Every line of the records that contains "title" should be tallied, and only the resulting number returned.

TASK MATERIAL:

Start of Block

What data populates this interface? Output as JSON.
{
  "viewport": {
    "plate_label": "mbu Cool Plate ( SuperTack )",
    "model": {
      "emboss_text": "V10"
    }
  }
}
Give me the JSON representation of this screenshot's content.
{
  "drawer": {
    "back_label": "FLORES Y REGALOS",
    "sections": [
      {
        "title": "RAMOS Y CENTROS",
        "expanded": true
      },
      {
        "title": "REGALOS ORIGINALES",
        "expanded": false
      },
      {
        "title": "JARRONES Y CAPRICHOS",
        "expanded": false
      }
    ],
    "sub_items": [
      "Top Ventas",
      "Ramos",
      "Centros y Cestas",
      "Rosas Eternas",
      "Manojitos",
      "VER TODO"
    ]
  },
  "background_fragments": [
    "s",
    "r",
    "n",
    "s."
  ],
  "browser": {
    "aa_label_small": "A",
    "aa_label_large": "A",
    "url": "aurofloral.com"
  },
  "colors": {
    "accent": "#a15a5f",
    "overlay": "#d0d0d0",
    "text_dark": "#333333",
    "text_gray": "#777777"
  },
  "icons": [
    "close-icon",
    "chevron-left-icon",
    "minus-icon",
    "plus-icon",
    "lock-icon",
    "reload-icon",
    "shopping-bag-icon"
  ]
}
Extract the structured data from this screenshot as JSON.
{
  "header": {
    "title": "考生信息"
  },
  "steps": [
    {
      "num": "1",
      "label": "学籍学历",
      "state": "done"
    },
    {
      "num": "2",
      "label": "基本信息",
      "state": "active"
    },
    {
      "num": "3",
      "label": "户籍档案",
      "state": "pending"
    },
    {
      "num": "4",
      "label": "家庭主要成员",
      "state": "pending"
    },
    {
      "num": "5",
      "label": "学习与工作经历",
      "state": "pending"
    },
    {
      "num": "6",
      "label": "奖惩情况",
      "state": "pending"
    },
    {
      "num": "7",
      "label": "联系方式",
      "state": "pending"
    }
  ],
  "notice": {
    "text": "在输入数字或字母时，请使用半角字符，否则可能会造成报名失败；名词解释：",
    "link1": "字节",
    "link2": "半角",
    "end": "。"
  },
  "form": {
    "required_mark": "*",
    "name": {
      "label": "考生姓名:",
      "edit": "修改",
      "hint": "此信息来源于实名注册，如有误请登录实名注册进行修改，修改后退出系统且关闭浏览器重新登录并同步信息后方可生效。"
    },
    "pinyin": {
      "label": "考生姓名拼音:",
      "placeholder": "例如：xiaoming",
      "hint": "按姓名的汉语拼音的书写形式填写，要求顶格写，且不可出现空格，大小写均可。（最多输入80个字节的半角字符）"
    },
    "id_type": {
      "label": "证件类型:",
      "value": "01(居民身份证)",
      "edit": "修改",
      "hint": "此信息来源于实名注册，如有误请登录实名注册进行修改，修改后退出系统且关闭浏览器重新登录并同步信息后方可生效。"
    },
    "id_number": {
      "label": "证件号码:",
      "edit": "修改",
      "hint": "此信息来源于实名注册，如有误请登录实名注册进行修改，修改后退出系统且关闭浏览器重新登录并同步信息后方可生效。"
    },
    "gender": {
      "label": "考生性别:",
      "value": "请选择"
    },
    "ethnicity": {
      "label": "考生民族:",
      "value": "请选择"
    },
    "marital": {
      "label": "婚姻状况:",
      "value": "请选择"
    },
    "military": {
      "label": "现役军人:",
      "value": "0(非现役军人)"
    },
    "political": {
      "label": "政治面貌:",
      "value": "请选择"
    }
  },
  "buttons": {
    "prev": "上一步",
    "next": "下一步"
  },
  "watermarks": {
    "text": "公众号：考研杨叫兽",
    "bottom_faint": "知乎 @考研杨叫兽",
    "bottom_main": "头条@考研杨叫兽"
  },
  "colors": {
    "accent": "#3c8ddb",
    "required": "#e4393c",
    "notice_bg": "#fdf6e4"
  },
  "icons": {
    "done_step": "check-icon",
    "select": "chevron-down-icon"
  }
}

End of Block

EXERCISE OUTPUT: 4